New York City Tells Migrants There’s ‘No Guarantee’ of Finding Help Here

Jeffery C. Mays, New York Times, July 19, 2023

New York City will immediately begin discouraging asylum seekers from seeking refuge here, distributing fliers at the southern border that warn migrants there is “no guarantee” they will receive shelter or services, Mayor Eric Adams announced on Wednesday.

The city’s move is a sharp and somewhat unexpected departure from its long-held status as a sanctuary city, and as a place that guarantees a right to shelter.

“We have no more room in the city,” Mr. Adams said during a news conference at City Hall.

As part of the city’s shift in strategy, it will now require single adult migrants to reapply for shelter after 60 days, a move that the mayor said was designed to make room for families with children. Mr. Adams said the city would intensify efforts to help the migrants connect with family, friends or outside networks in order to find alternative housing arrangements.


More than 90,000 migrants have arrived in the city since the spring of 2022 and close to 55,000 are still in the city’s care. Combined with the city’s existing homeless population, more than 105,800 people are being sheltered by the city, a record.

The city has opened more than 188 sites to house migrants, including 18 humanitarian relief centers. From July 10-16, 2,800 new migrants arrived {snip}

Our compassion is infinite,” said Dr. Ted Long, senior vice president at NYC Health + Hospitals, the agency that operates much of the emergency housing for migrants. “Our space is not.”
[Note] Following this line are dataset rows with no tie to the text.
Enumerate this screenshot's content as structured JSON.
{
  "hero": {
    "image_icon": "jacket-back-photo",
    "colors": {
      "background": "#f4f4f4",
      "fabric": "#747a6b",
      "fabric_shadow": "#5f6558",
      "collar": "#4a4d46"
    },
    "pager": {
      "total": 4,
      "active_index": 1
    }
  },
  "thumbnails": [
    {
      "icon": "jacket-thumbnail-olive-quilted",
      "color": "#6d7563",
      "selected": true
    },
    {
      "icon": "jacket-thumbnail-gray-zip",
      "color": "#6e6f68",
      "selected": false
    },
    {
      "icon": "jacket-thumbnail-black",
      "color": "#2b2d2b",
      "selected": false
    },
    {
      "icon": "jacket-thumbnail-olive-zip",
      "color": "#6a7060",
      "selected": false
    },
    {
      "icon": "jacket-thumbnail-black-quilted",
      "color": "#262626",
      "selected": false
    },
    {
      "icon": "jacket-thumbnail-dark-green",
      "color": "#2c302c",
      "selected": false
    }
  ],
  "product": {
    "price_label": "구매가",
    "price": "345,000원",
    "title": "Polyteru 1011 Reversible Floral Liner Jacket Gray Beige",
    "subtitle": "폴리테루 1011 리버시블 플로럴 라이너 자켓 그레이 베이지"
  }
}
The fliers, however, do not convey much compassion. Available in English and Spanish, they describe New York City’s high cost of housing, food and transportation. An accompanying illustration shows arrows pointing north from the border to South Dakota, Vermont, Wisconsin and three other states — but not New York.


Brad Lander, the city comptroller, said the announcement undermined the right to shelter and “the defining role of New York as a beacon of promise inscribed at the base of the Statue of Liberty.”


The mayor and city officials continued to criticize the federal government for not providing expedited work authorizations and for not forcing other jurisdictions to help absorb the influx of migrants. The city has estimated that it would spend $4 billion through the next fiscal year to house and feed the asylum seekers.


One strategy has involved sending migrants outside the city, which has sued municipalities that have tried to block those efforts. Mr. Adams also asked a judge to relieve the city of its unique right to shelter obligations.